The only way, something may get done, is if the Liberal Democrats, the most pro-EU party in the United Kingdom, win the elections. They would likely call a second referendum and, based on the fact that most UK voters currently prefer to stay in the EU, the UK would remain. Of course the polls were wrong the first time, but overall the polls were closer than they are now. However, the problem for the Liberal Democrats is that they are currently polling in a relatively close third. Overall, Labour, the party currently polling second, is slightly more pro-EU than the Conservatives, but many working class Labour voters (especially in the northern part of England) backed Leave in the Brexit referendum. This uncertainty brings many uncertainties regarding the upcoming election. Is it possible that more educated Labour votes in and around London that backed Remain will ditch Labour and vote Liberal Democrat? Is it possible that the 29% of Conservatives that voted Remain will ditch Johnson and vote Liberal Democrat? Or will Labour and the Liberal Democrats continue to poll close enough to each other so that the anti-Johnson vote is split and the Conservatives secure a plurality, maybe even a majority of seats? Now that the Brexit Party is withdrawing its candidates in constituencies held by the Conservatives, the pro-Brexit votes will no longer be split, thus making it even easier for Johnson to win.

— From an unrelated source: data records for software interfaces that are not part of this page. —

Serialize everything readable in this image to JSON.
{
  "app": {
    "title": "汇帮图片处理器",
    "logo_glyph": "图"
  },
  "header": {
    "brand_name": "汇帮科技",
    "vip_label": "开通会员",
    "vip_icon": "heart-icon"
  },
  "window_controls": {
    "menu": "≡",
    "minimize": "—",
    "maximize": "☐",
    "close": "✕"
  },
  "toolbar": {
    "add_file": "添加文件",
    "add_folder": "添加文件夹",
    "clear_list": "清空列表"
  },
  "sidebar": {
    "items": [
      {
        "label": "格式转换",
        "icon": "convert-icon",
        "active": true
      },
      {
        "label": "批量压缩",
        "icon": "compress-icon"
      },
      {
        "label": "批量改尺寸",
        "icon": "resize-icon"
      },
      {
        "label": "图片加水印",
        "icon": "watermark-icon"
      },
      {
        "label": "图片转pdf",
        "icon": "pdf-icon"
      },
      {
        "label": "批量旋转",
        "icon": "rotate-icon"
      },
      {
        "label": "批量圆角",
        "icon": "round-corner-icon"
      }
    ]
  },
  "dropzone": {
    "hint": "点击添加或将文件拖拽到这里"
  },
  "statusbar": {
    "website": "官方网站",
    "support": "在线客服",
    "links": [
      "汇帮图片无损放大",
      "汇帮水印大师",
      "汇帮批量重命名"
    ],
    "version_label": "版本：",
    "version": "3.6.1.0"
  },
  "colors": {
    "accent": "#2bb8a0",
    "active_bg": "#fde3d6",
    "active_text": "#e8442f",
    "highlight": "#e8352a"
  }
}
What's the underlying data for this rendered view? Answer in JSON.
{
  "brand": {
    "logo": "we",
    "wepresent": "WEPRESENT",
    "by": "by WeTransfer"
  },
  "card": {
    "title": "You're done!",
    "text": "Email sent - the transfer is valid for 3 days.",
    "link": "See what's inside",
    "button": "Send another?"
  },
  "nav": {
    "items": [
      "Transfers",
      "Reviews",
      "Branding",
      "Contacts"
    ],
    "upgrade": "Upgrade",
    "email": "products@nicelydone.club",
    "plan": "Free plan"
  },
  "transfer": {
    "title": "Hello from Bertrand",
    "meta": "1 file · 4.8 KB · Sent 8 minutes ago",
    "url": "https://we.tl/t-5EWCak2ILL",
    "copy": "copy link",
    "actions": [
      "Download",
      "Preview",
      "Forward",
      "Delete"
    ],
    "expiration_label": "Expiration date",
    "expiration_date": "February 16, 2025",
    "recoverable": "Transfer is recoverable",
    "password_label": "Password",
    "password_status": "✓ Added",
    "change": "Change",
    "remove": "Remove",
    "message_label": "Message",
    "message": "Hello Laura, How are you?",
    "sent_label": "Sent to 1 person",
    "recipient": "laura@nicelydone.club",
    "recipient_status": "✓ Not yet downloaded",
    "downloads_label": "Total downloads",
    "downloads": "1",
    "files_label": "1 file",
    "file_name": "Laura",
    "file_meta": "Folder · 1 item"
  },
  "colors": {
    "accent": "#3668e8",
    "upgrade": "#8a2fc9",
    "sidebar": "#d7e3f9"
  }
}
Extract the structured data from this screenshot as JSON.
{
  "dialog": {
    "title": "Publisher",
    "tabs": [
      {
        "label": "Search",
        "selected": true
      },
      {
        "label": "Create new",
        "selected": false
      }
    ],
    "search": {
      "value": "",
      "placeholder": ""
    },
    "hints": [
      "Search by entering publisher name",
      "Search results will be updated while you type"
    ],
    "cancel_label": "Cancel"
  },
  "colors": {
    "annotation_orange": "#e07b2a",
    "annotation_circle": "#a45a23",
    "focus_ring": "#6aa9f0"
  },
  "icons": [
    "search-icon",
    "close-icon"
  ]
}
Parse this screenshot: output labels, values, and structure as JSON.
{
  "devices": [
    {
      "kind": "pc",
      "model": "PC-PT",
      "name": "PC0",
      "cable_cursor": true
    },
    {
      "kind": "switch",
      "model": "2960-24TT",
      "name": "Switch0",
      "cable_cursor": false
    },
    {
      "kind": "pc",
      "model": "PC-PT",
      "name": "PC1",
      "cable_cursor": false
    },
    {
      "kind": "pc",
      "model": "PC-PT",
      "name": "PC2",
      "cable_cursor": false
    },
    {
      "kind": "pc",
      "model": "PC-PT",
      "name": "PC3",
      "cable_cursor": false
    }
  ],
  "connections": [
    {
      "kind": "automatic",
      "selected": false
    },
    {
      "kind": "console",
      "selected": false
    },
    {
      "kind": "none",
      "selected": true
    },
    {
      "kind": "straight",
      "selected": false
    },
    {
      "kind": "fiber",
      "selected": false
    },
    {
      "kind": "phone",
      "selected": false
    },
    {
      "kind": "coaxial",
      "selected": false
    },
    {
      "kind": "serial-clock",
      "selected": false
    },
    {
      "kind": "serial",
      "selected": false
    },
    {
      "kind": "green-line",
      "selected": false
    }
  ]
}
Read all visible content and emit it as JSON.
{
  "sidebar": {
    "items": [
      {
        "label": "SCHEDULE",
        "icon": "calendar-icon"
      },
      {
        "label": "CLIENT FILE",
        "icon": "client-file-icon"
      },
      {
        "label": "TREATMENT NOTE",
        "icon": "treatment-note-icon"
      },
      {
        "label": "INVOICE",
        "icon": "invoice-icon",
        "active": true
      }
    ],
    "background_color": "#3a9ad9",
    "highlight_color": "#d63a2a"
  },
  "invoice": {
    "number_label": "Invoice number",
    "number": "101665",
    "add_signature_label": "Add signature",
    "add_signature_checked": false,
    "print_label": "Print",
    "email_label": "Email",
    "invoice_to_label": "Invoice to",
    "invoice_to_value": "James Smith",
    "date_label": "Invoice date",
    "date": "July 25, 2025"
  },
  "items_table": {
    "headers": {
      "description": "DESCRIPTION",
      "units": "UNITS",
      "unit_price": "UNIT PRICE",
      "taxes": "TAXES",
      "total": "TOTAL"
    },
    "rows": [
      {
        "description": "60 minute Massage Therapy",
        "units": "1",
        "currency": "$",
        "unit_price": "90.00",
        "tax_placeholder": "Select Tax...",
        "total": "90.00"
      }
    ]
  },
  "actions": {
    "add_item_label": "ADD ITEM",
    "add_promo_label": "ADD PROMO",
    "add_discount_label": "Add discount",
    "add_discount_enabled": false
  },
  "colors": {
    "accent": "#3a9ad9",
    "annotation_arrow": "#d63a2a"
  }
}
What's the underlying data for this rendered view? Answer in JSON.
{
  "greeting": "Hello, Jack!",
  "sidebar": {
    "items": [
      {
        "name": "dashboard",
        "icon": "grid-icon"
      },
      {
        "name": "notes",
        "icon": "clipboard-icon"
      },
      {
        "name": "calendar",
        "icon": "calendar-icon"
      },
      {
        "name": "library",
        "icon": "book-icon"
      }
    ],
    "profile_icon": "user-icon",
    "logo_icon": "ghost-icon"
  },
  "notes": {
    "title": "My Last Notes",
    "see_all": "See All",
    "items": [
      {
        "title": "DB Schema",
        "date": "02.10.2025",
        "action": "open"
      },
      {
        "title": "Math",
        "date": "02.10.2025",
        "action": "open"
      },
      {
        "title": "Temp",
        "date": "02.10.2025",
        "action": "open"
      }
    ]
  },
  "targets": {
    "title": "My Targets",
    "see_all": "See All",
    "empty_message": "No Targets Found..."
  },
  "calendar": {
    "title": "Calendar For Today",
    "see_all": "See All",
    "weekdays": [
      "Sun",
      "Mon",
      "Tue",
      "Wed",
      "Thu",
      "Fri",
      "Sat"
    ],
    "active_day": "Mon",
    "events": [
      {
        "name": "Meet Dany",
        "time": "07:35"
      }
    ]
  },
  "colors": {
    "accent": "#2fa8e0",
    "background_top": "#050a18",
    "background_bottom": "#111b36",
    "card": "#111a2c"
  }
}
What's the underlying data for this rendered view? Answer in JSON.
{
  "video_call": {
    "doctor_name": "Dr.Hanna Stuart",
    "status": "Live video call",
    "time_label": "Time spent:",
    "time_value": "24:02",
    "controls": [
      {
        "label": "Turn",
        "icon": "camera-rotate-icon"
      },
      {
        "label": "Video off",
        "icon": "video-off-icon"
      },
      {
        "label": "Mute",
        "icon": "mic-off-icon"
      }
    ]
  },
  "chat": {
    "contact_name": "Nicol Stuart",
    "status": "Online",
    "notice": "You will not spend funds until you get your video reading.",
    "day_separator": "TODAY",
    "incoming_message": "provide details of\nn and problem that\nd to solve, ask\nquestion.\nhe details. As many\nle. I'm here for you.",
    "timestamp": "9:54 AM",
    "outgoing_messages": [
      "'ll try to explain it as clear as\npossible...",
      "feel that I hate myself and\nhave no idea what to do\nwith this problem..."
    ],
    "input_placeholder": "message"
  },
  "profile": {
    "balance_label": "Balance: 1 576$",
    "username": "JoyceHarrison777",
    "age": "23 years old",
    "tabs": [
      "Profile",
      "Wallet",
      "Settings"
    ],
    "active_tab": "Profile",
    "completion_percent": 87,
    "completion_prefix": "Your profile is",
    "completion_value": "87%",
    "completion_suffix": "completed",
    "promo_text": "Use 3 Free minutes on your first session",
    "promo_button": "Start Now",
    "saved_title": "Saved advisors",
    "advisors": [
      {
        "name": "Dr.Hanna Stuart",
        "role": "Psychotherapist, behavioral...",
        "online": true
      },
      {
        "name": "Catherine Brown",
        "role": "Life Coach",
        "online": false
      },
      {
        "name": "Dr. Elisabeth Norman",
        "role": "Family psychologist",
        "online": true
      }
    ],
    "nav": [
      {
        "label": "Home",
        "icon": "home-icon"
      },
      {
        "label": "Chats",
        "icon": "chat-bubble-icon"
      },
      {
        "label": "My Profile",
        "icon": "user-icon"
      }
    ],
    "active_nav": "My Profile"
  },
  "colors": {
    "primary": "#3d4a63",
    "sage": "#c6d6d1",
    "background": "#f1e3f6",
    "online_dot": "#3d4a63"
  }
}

Whatever happens, it is clear that the UK political system will never be the same. Even if the UK decides that it wants back in on the EU, the relationship between the two entities is likely to be damaged for decades to come. The relationship has never been easy, and this recent upheaval will complicate it, as well as the entire European scene even more. Due to the rise of populist Eurosceptic parties throughout Europe, many are doubting whether the EU would even survive a successful Brexit. Opposing this trend, however, are the election results across Europe in recent months which suggest that this tide may be slowing. In Austria, the populist Freedom Party suffered their worst defeat in over a decade. In Finland, the populist Finns failed to win the elections there. And last Sunday, the liberal pro-EU Romanian President won a 30-point landslide reelection victory. Anti-EU populist parties have also taken hits in polls recently. For example, the far-right AFD in Germany has dropped to fourth place as opposed to about 15 months ago when it was polling in second. Perhaps the people of Europe are seeing what it is like to travel down a road of uncertainty and thinking about choosing a different path.
There really is no way to predict the outcome of Brexit. In fact, we cannot even begin to predict the outcome until after the elections on December 12. No matter where the polls stand now, they could be radically different as the election date approaches. And so could the future of Brexit.